Analysis Boundaries

by Sarah Strada

This week in our research lab we worked a lot of analyzing the data we have been coding. I am working on the Agency Project which is looking at the relationship between the government and the community on the issues of malaria and wildlife conflict. I quickly realized that analysis is a lot messier than coding! I started by pulling out major themes and separating those on an excel spreadsheet. Then I broke those themes down into more specific themes. I felt like I could have gotten even more specific but then I realized that 3 hours had pasted and I had 3 more codes to analysis. It is really easy to get lost in the analysis but I felt like I noticed things about the data I hadn’t seen before and I felt like I was really beginning to understand it. It was a really rewarding feeling.

After the agency team had gone through all their data once we met to discuss some of the themes we saw. As far as wildlife conflict goes, the overall theme was: fence. The government built a fence to deal with wildlife conflicts, the community felt this fence was of really low quality and it was pointless, and the community thought the best way to solve the wildlife problem was to build a fence  . . . fence, fence, fence, so many things about the fence. It really made me want to organize a service trip to Mozambique to build them one the best fences this world has ever seen.

IMG_7011

Maputo Special Reserve fenceline near Futi River crossing in Madjadjane, Mozambique.

 

Anyway, after we met we all went through our codes again and started to combine them all onto a single excel spreadsheet for each issue (one for malaria and one for wildlife conflict). Now we were all separating the codes into the same themes so they can be easily combined later. Going through the codes this time, I left a lot more out because at the end of the day I just had to accept that not every interesting thing said adds to the purpose of our paper. This analysis has been difficult but I often found myself unable to pull myself away from it. It felt like a puzzle that I had to finish solving.

+++++++++++++++++++++++++++++++++++++++++++++++++++++++++++++++++++++++++++

Setting boundaries in research is one of the toughest things to learn to do, and not easily teachable.  There are all sorts of fun and interesting ways to look at data, and analysis is supposed to generate more questions.  However, if a researcher doesn’t narrow down their topic the analysis and final writing can get unmanageable and frustrating.  Sometimes the best way to learn is just to dig in and see.  ~JS

Advertisements

About ljshaffer

I am an ecological anthropologist. I work with people living in southern Mozambique on issues of indigenous knowledge, responses and adaptation to environmental change. I spend a lot of time talking about elephants, crops, conservation, and sustainability.
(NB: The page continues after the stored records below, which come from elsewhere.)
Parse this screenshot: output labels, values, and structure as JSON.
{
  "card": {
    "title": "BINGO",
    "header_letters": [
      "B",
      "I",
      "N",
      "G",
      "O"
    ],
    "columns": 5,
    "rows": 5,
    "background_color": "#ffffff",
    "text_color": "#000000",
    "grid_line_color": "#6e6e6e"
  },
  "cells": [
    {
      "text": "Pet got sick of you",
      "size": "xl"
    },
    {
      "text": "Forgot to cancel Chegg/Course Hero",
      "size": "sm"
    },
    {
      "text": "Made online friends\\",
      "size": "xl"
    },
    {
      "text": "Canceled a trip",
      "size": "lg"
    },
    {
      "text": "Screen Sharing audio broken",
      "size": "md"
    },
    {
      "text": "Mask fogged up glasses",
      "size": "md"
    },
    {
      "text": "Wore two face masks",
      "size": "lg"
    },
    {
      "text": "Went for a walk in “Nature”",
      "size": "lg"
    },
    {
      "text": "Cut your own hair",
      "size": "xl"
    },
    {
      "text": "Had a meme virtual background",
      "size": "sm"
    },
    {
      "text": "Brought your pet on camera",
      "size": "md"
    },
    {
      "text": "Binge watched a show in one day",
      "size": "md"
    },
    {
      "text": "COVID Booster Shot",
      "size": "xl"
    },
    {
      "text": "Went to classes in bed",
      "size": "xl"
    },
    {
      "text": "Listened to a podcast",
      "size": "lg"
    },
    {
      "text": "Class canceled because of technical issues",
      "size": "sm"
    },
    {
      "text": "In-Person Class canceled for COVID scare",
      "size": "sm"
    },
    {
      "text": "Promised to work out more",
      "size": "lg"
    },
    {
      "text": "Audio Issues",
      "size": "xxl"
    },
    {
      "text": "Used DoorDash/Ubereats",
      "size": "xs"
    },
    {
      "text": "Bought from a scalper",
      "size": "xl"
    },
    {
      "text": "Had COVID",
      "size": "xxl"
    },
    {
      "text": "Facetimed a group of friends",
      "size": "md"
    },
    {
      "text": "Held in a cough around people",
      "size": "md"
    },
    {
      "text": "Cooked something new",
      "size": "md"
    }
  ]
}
Posted on November 18, 2014, in anthropology, education, research and tagged , , , , , . Bookmark the permalink. Leave a comment.

Leave a Reply

Fill in your details below or click an icon to log in:

WordPress.com Logo

You are commenting using your WordPress.com account. Log Out / Change )

Twitter picture

You are commenting using your Twitter account. Log Out / Change )

Facebook photo

You are commenting using your Facebook account. Log Out / Change )

Google+ photo

You are commenting using your Google+ account. Log Out / Change )

Connecting to %s

%d bloggers like this: